Start of SUPPLIED DATA
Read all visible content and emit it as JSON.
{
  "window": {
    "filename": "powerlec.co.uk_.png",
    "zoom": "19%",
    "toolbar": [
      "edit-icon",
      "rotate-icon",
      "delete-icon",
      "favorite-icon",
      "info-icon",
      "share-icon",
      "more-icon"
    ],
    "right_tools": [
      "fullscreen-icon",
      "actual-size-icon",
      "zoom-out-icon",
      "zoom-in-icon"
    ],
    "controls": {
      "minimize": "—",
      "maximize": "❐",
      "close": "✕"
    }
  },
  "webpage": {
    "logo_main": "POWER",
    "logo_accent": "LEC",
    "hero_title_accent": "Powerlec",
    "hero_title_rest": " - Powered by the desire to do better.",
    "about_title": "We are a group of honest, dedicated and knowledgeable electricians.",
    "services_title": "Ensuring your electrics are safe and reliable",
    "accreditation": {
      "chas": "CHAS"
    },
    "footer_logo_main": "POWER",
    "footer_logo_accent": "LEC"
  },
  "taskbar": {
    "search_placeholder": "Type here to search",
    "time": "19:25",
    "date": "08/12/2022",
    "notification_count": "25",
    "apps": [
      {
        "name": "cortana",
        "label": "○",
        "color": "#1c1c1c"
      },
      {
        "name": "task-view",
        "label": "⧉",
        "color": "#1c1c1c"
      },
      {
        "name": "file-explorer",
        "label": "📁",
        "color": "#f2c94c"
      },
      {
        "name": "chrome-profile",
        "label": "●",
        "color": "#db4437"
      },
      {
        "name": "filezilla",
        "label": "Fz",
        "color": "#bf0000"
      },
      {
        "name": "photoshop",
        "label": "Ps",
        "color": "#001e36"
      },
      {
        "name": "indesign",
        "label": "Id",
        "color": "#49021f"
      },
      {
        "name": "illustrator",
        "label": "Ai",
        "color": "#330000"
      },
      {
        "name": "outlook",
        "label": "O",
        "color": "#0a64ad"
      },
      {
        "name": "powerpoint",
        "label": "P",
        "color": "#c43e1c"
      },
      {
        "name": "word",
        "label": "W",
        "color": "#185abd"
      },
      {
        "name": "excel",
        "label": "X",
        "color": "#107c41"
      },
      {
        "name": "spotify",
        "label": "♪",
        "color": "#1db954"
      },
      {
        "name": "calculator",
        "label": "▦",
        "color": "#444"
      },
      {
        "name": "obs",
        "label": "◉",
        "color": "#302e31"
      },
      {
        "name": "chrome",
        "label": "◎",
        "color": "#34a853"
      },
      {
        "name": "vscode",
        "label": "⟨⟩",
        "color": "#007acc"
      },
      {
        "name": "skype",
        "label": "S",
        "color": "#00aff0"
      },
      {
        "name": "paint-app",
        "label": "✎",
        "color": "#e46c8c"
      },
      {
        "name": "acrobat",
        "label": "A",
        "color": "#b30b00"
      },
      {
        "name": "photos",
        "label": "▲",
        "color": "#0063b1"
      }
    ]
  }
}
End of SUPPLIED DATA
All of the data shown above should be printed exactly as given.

SOLUTION FOR THIS TASK:
Read all visible content and emit it as JSON.
{
  "window": {
    "filename": "powerlec.co.uk_.png",
    "zoom": "19%",
    "toolbar": [
      "edit-icon",
      "rotate-icon",
      "delete-icon",
      "favorite-icon",
      "info-icon",
      "share-icon",
      "more-icon"
    ],
    "right_tools": [
      "fullscreen-icon",
      "actual-size-icon",
      "zoom-out-icon",
      "zoom-in-icon"
    ],
    "controls": {
      "minimize": "—",
      "maximize": "❐",
      "close": "✕"
    }
  },
  "webpage": {
    "logo_main": "POWER",
    "logo_accent": "LEC",
    "hero_title_accent": "Powerlec",
    "hero_title_rest": " - Powered by the desire to do better.",
    "about_title": "We are a group of honest, dedicated and knowledgeable electricians.",
    "services_title": "Ensuring your electrics are safe and reliable",
    "accreditation": {
      "chas": "CHAS"
    },
    "footer_logo_main": "POWER",
    "footer_logo_accent": "LEC"
  },
  "taskbar": {
    "search_placeholder": "Type here to search",
    "time": "19:25",
    "date": "08/12/2022",
    "notification_count": "25",
    "apps": [
      {
        "name": "cortana",
        "label": "○",
        "color": "#1c1c1c"
      },
      {
        "name": "task-view",
        "label": "⧉",
        "color": "#1c1c1c"
      },
      {
        "name": "file-explorer",
        "label": "📁",
        "color": "#f2c94c"
      },
      {
        "name": "chrome-profile",
        "label": "●",
        "color": "#db4437"
      },
      {
        "name": "filezilla",
        "label": "Fz",
        "color": "#bf0000"
      },
      {
        "name": "photoshop",
        "label": "Ps",
        "color": "#001e36"
      },
      {
        "name": "indesign",
        "label": "Id",
        "color": "#49021f"
      },
      {
        "name": "illustrator",
        "label": "Ai",
        "color": "#330000"
      },
      {
        "name": "outlook",
        "label": "O",
        "color": "#0a64ad"
      },
      {
        "name": "powerpoint",
        "label": "P",
        "color": "#c43e1c"
      },
      {
        "name": "word",
        "label": "W",
        "color": "#185abd"
      },
      {
        "name": "excel",
        "label": "X",
        "color": "#107c41"
      },
      {
        "name": "spotify",
        "label": "♪",
        "color": "#1db954"
      },
      {
        "name": "calculator",
        "label": "▦",
        "color": "#444"
      },
      {
        "name": "obs",
        "label": "◉",
        "color": "#302e31"
      },
      {
        "name": "chrome",
        "label": "◎",
        "color": "#34a853"
      },
      {
        "name": "vscode",
        "label": "⟨⟩",
        "color": "#007acc"
      },
      {
        "name": "skype",
        "label": "S",
        "color": "#00aff0"
      },
      {
        "name": "paint-app",
        "label": "✎",
        "color": "#e46c8c"
      },
      {
        "name": "acrobat",
        "label": "A",
        "color": "#b30b00"
      },
      {
        "name": "photos",
        "label": "▲",
        "color": "#0063b1"
      }
    ]
  }
}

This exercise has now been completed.